It’s been two months now since Scotland moved into Phase 3 of lockdown restrictions, and pubs, shops and workplaces are beginning to reopen. I recently started a new job, and received a long policy email about how to fight COVID-19 in the workplace as part of my starter pack. Unfortunately, not every woman has been given this privilege: experts have found that women in the workplace have been set back ‘decades’ by the effects of lockdown…
Working women already face an uphill battle. Just under 50% of women know someone who has had to give up work due to the cost of childcare. Women are three times more likely to take time off work for caring responsibilities, either of children or elderly relatives. Women are consistently expected to be the ones sacrificing career progression for the sake of childcare, even when earning more than their husbands. Many women described leaving their jobs in order to avoid impeding the progress of their partner’s career, as well as to better cope with the burden of childcare.
In the 21st century, the majority of women work, and the majority of families need two incomes to stay above water. However, the burden of caring for the home and for children remains on women, a phenomenon commonly referred to as the ‘second shift’ – for instance, women on average spend two more hours a day on housework.
Like many issues with modern society, the pandemic and consequent measures taken (and not taken) by our government have only served to exacerbate this issue. Mothers were 47% more likely to have permanently lost their jobs or quit since lockdown began, and 14% more likely to have been furloughed. The sectors hit hardest by the crisis are the ones most likely to employ women: hospitality and retail.
Whilst the solution might appear to be allowing more people to work from home, only one in ten low earners are able to do so, and nearly 70% of low earners are women; therefore, women are disproportionately likely to be left without income during lockdown.
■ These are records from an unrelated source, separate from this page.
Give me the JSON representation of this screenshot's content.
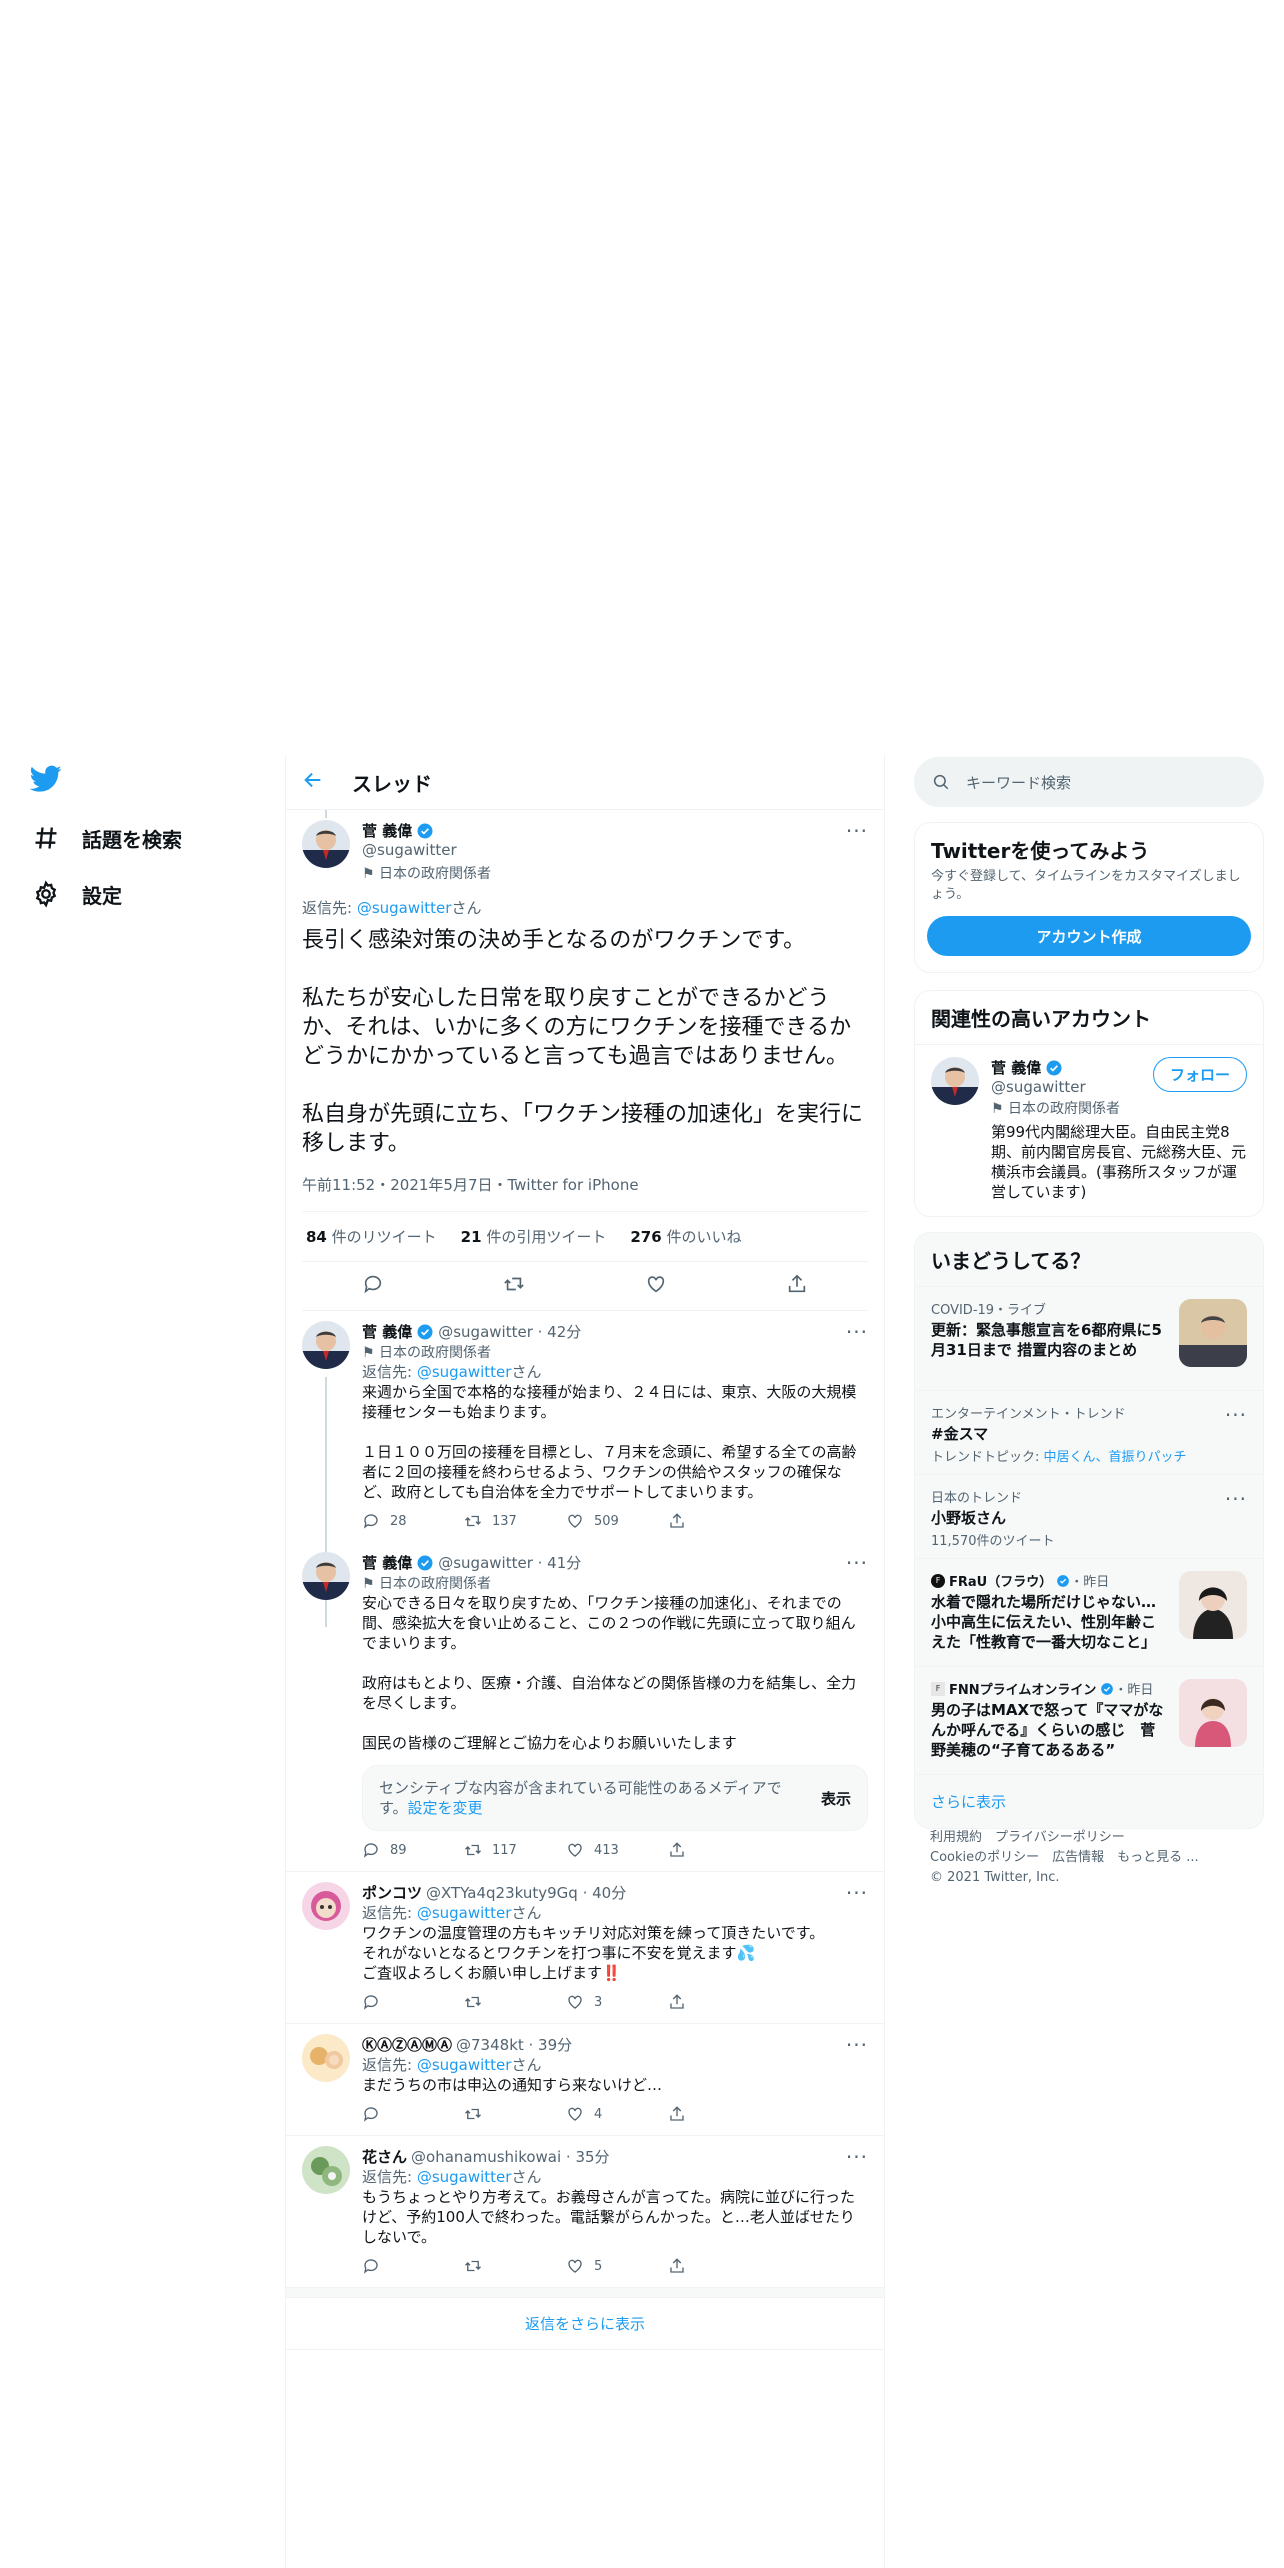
{
  "nav": {
    "explore": "話題を検索",
    "settings": "設定"
  },
  "header": {
    "title": "スレッド"
  },
  "main_tweet": {
    "name": "菅 義偉",
    "handle": "@sugawitter",
    "label": "日本の政府関係者",
    "reply_prefix": "返信先: ",
    "reply_handle": "@sugawitter",
    "reply_suffix": "さん",
    "text": "長引く感染対策の決め手となるのがワクチンです。\n\n私たちが安心した日常を取り戻すことができるかどうか、それは、いかに多くの方にワクチンを接種できるかどうかにかかっていると言っても過言ではありません。\n\n私自身が先頭に立ち、「ワクチン接種の加速化」を実行に移します。",
    "meta": "午前11:52・2021年5月7日・Twitter for iPhone",
    "retweets_count": "84",
    "retweets_label": "件のリツイート",
    "quotes_count": "21",
    "quotes_label": "件の引用ツイート",
    "likes_count": "276",
    "likes_label": "件のいいね"
  },
  "replies": [
    {
      "name": "菅 義偉",
      "handle": "@sugawitter · 42分",
      "label": "日本の政府関係者",
      "reply_prefix": "返信先: ",
      "reply_handle": "@sugawitter",
      "reply_suffix": "さん",
      "text": "来週から全国で本格的な接種が始まり、２４日には、東京、大阪の大規模接種センターも始まります。\n\n１日１００万回の接種を目標とし、７月末を念頭に、希望する全ての高齢者に２回の接種を終わらせるよう、ワクチンの供給やスタッフの確保など、政府としても自治体を全力でサポートしてまいります。",
      "replies": "28",
      "retweets": "137",
      "likes": "509"
    },
    {
      "name": "菅 義偉",
      "handle": "@sugawitter · 41分",
      "label": "日本の政府関係者",
      "text": "安心できる日々を取り戻すため、「ワクチン接種の加速化」、それまでの間、感染拡大を食い止めること、この２つの作戦に先頭に立って取り組んでまいります。\n\n政府はもとより、医療・介護、自治体などの関係皆様の力を結集し、全力を尽くします。\n\n国民の皆様のご理解とご協力を心よりお願いいたします",
      "sensitive_text": "センシティブな内容が含まれている可能性のあるメディアです。",
      "sensitive_link": "設定を変更",
      "sensitive_show": "表示",
      "replies": "89",
      "retweets": "117",
      "likes": "413"
    },
    {
      "name": "ポンコツ",
      "handle": "@XTYa4q23kuty9Gq · 40分",
      "reply_prefix": "返信先: ",
      "reply_handle": "@sugawitter",
      "reply_suffix": "さん",
      "text": "ワクチンの温度管理の方もキッチリ対応対策を練って頂きたいです。\nそれがないとなるとワクチンを打つ事に不安を覚えます💦\nご査収よろしくお願い申し上げます‼️",
      "replies": "",
      "retweets": "",
      "likes": "3"
    },
    {
      "name": "ⓀⒶⓏⒶⓂⒶ",
      "handle": "@7348kt · 39分",
      "reply_prefix": "返信先: ",
      "reply_handle": "@sugawitter",
      "reply_suffix": "さん",
      "text": "まだうちの市は申込の通知すら来ないけど…",
      "replies": "",
      "retweets": "",
      "likes": "4"
    },
    {
      "name": "花さん",
      "handle": "@ohanamushikowai · 35分",
      "reply_prefix": "返信先: ",
      "reply_handle": "@sugawitter",
      "reply_suffix": "さん",
      "text": "もうちょっとやり方考えて。お義母さんが言ってた。病院に並びに行ったけど、予約100人で終わった。電話繋がらんかった。と…老人並ばせたりしないで。",
      "replies": "",
      "retweets": "",
      "likes": "5"
    }
  ],
  "more_replies": "返信をさらに表示",
  "search": {
    "placeholder": "キーワード検索"
  },
  "signup": {
    "title": "Twitterを使ってみよう",
    "desc": "今すぐ登録して、タイムラインをカスタマイズしましょう。",
    "button": "アカウント作成"
  },
  "relevant": {
    "title": "関連性の高いアカウント",
    "name": "菅 義偉",
    "handle": "@sugawitter",
    "label": "日本の政府関係者",
    "follow": "フォロー",
    "bio": "第99代内閣総理大臣。自由民主党8期、前内閣官房長官、元総務大臣、元横浜市会議員。(事務所スタッフが運営しています)"
  },
  "trends": {
    "title": "いまどうしてる？",
    "items": [
      {
        "cat": "COVID-19・ライブ",
        "title": "更新：緊急事態宣言を6都府県に5月31日まで 措置内容のまとめ"
      },
      {
        "cat": "エンターテインメント・トレンド",
        "title": "#金スマ",
        "sub_prefix": "トレンドトピック: ",
        "sub_links": "中居くん、首振りパッチ"
      },
      {
        "cat": "日本のトレンド",
        "title": "小野坂さん",
        "sub": "11,570件のツイート"
      },
      {
        "source": "FRaU（フラウ）",
        "time": "・昨日",
        "title": "水着で隠れた場所だけじゃない…小中高生に伝えたい、性別年齢こえた「性教育で一番大切なこと」"
      },
      {
        "source": "FNNプライムオンライン",
        "time": "・昨日",
        "title": "男の子はMAXで怒って『ママがなんか呼んでる』くらいの感じ　菅野美穂の“子育てあるある”"
      }
    ],
    "more": "さらに表示"
  },
  "footer": {
    "line1": "利用規約　プライバシーポリシー",
    "line2": "Cookieのポリシー　広告情報　もっと見る ...",
    "line3": "© 2021 Twitter, Inc."
  },
  "colors": {
    "accent": "#1d9bf0",
    "like_red": "#e0245e"
  }
}
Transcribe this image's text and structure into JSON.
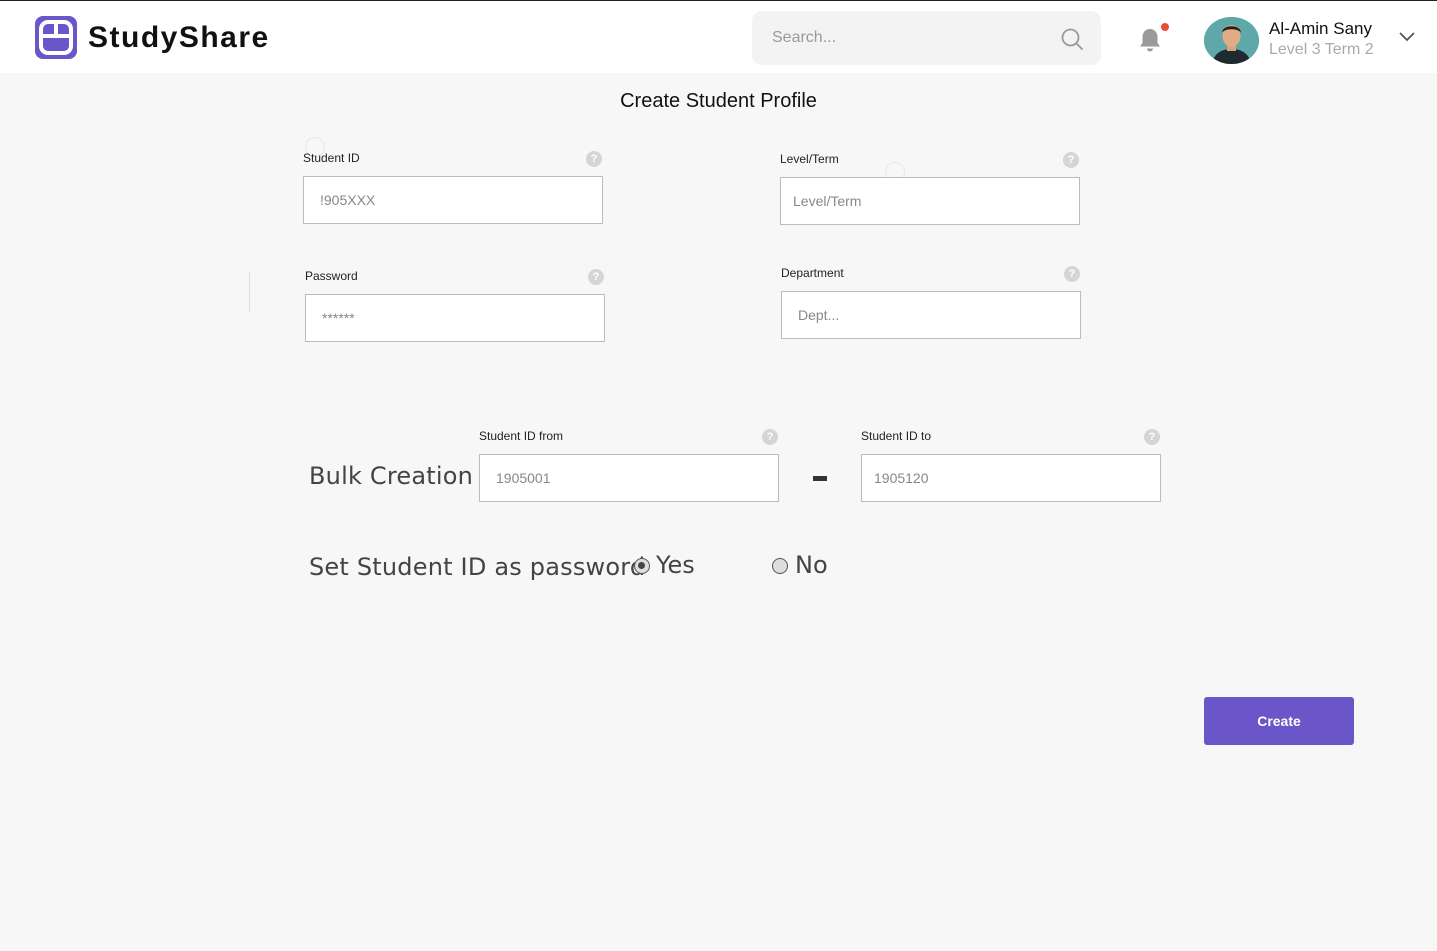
{
  "app": {
    "brand": "StudyShare",
    "accent_color": "#6a55c9",
    "logo_icon": "studyshare-logo-icon"
  },
  "header": {
    "search_placeholder": "Search...",
    "search_icon": "search-icon",
    "notification_icon": "bell-icon",
    "notification_dot_color": "#e74c3c",
    "user": {
      "name": "Al-Amin Sany",
      "level": "Level 3 Term 2",
      "menu_icon": "chevron-down-icon"
    }
  },
  "form": {
    "title": "Create Student Profile",
    "help_glyph": "?",
    "student_id": {
      "label": "Student ID",
      "placeholder": "!905XXX"
    },
    "level_term": {
      "label": "Level/Term",
      "placeholder": "Level/Term"
    },
    "password": {
      "label": "Password",
      "placeholder": "******"
    },
    "department": {
      "label": "Department",
      "placeholder": "Dept..."
    }
  },
  "bulk": {
    "section_label": "Bulk Creation",
    "id_from": {
      "label": "Student ID from",
      "placeholder": "1905001"
    },
    "id_to": {
      "label": "Student ID to",
      "placeholder": "1905120"
    }
  },
  "password_option": {
    "label": "Set Student ID as password",
    "options": [
      {
        "label": "Yes",
        "selected": true
      },
      {
        "label": "No",
        "selected": false
      }
    ]
  },
  "actions": {
    "create_label": "Create"
  }
}
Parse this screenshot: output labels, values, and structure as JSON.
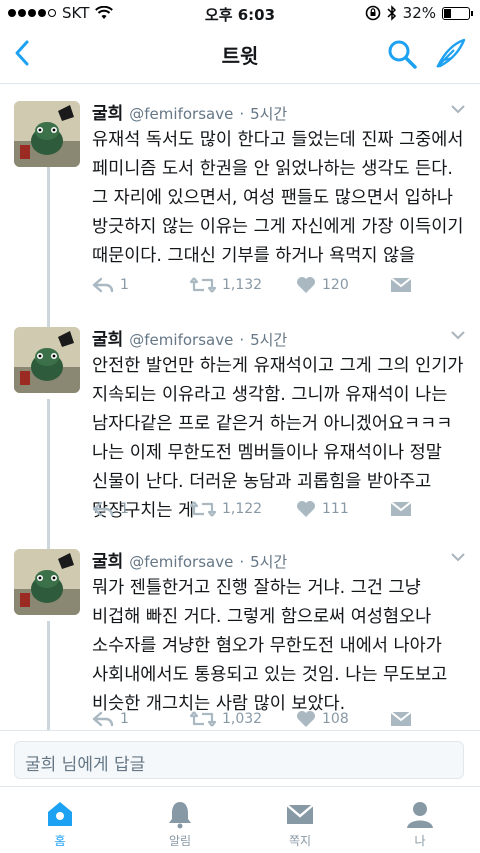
{
  "status_bar": {
    "carrier": "SKT",
    "time": "오후 6:03",
    "battery": "32%",
    "battery_level": 0.32
  },
  "header": {
    "title": "트윗",
    "back_icon": "chevron-left-icon",
    "search_icon": "search-icon",
    "compose_icon": "compose-tweet-icon"
  },
  "colors": {
    "accent": "#1da1f2",
    "muted": "#8899a6"
  },
  "tweets": [
    {
      "name": "굴희",
      "handle": "@femiforsave",
      "time": "5시간",
      "text": "유재석 독서도 많이 한다고 들었는데 진짜 그중에서 페미니즘 도서 한권을 안 읽었나하는 생각도 든다. 그 자리에 있으면서, 여성 팬들도 많으면서 입하나 방긋하지 않는 이유는 그게 자신에게 가장 이득이기 때문이다. 그대신 기부를 하거나 욕먹지 않을",
      "replies": "1",
      "retweets": "1,132",
      "likes": "120"
    },
    {
      "name": "굴희",
      "handle": "@femiforsave",
      "time": "5시간",
      "text": "안전한 발언만 하는게 유재석이고 그게 그의 인기가 지속되는 이유라고 생각함. 그니까 유재석이 나는 남자다같은 프로 같은거 하는거 아니겠어요ㅋㅋㅋ 나는 이제 무한도전 멤버들이나 유재석이나 정말 신물이 난다. 더러운 농담과 괴롭힘을 받아주고 맞장구치는 게",
      "replies": "1",
      "retweets": "1,122",
      "likes": "111"
    },
    {
      "name": "굴희",
      "handle": "@femiforsave",
      "time": "5시간",
      "text": "뭐가 젠틀한거고 진행 잘하는 거냐. 그건 그냥 비겁해 빠진 거다. 그렇게 함으로써 여성혐오나 소수자를 겨냥한 혐오가 무한도전 내에서 나아가 사회내에서도 통용되고 있는 것임. 나는 무도보고 비슷한 개그치는 사람 많이 보았다.",
      "replies": "1",
      "retweets": "1,032",
      "likes": "108"
    }
  ],
  "reply": {
    "placeholder": "굴희 님에게 답글"
  },
  "tabs": [
    {
      "label": "홈",
      "icon": "home-icon"
    },
    {
      "label": "알림",
      "icon": "bell-icon"
    },
    {
      "label": "쪽지",
      "icon": "envelope-icon"
    },
    {
      "label": "나",
      "icon": "person-icon"
    }
  ]
}
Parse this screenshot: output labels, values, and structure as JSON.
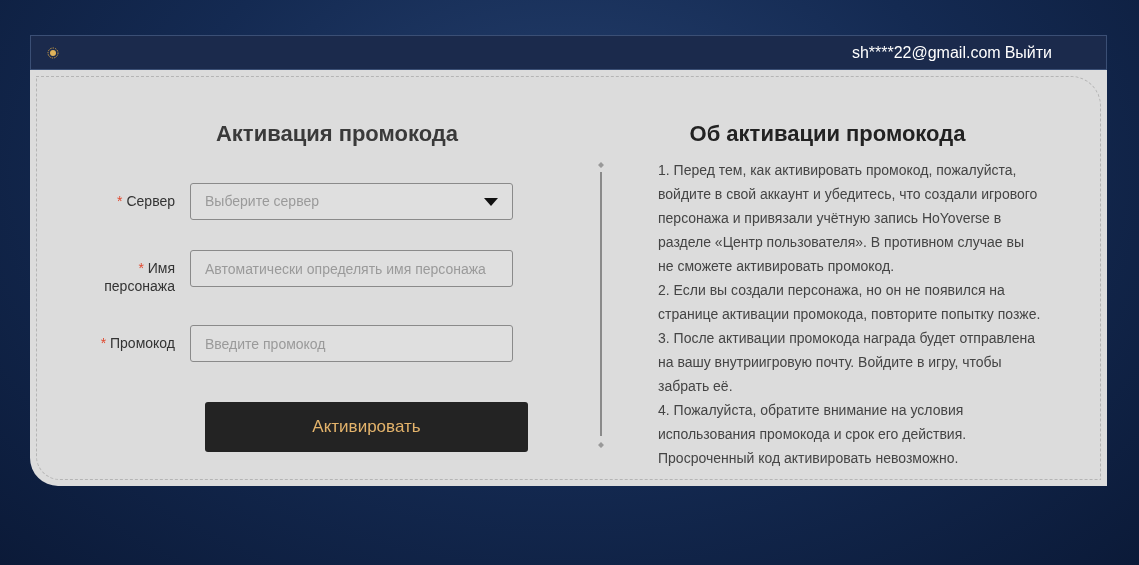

For those that can work from home, the expectation of working and managing the household has been impossible to meet. Women working from home managed one productive hour for every three that men did, and mothers were looking after children for ten hours a day compared to fathers’ eight. Many families have been faced with tough choices that inevitably lead to mothers agreeing that leaving their job is best, if they can afford to. The final nail in the coffin is the lack of childcare: it is estimated that 150,000 providers will go out of business, meaning that the pressure on mothers to take care of their children will remain long after restrictions have been completely lifted.
During lockdown, the government exempted companies from their obligation to file data on gender pay gaps this year, and only half of all companies did. It is incredibly disappointing that without that obligation, companies simply will not bother. Analysis shows that it will likely be another 200 years before the gender pay gap is closed. We need serious intervention to ensure that women remain on track for independence. The ‘motherhood penalty’ is a serious barrier to equality, and the effects of lockdown have only sent us backwards.